▶ [Assignment]: Among the entries below, find the lines holding "into" and copy them.

Records: Begin

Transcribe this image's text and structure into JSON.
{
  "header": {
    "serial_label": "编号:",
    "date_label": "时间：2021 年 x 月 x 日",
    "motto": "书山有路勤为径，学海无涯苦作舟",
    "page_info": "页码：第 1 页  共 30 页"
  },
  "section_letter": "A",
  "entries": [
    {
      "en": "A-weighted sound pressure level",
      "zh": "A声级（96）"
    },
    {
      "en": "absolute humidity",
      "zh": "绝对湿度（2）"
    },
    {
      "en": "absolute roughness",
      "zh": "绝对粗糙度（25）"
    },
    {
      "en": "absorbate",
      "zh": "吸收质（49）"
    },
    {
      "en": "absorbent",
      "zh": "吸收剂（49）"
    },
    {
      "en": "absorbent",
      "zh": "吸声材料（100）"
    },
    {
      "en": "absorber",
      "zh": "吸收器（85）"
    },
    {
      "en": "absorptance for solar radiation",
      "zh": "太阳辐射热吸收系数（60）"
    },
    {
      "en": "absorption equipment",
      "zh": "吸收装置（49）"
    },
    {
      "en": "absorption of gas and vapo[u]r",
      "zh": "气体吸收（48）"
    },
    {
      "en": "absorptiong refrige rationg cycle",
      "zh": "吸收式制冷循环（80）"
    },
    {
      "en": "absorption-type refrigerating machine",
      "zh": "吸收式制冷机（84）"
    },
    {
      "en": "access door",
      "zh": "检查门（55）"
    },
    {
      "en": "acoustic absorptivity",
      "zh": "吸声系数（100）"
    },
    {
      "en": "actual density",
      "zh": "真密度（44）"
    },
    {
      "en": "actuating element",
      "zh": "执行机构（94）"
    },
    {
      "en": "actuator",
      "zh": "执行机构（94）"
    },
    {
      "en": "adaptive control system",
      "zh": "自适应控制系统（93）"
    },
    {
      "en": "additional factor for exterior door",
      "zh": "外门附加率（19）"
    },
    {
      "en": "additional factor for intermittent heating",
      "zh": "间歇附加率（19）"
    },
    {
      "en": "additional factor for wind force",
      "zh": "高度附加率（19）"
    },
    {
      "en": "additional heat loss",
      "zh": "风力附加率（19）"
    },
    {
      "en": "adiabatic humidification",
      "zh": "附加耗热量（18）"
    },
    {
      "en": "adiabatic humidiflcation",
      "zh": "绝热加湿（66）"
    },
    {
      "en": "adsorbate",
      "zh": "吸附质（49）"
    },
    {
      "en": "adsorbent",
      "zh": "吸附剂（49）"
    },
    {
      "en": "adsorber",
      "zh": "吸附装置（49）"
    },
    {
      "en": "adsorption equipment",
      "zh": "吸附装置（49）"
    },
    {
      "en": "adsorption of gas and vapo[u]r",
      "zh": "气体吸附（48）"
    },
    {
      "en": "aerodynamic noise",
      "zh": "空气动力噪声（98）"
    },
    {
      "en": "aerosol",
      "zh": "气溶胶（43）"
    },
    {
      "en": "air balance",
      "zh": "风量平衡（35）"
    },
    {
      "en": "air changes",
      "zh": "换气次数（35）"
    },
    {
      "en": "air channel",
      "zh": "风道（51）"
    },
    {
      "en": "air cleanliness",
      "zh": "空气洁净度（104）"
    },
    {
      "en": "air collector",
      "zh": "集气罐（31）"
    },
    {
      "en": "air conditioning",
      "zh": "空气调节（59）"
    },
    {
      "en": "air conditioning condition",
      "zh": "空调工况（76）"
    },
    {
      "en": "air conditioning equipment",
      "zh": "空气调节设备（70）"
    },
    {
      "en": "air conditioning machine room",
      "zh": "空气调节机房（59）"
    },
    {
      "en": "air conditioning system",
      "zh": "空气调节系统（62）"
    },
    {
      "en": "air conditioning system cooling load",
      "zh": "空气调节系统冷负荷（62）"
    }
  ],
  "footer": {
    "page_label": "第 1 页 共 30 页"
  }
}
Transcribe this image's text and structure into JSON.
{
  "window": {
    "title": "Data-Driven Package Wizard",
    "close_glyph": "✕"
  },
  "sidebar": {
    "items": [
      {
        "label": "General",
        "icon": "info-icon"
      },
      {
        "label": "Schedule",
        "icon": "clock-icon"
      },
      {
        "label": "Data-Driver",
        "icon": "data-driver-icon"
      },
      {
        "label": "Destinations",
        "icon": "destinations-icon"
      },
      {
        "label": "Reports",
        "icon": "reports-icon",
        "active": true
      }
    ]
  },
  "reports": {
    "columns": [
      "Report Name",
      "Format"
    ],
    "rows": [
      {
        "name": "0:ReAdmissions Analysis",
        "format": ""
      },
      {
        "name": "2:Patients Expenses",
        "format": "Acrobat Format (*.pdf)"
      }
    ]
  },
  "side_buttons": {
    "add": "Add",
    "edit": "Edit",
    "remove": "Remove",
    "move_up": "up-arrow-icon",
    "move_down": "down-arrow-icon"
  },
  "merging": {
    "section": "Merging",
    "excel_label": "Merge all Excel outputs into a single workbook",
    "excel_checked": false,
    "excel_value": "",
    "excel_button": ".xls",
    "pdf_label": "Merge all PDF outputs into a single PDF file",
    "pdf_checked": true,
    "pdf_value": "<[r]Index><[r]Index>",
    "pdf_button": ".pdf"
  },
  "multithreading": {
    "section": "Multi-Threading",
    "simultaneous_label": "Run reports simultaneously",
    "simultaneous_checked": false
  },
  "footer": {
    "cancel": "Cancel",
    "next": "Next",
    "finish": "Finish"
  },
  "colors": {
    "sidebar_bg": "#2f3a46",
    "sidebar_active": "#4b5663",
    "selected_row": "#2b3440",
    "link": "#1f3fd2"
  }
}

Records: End

▶ [Solution]:
Transcribe this image's text and structure into JSON.
Transcribe this image's text and structure into JSON.
    "excel_label": "Merge all Excel outputs into a single workbook",
    "pdf_label": "Merge all PDF outputs into a single PDF file",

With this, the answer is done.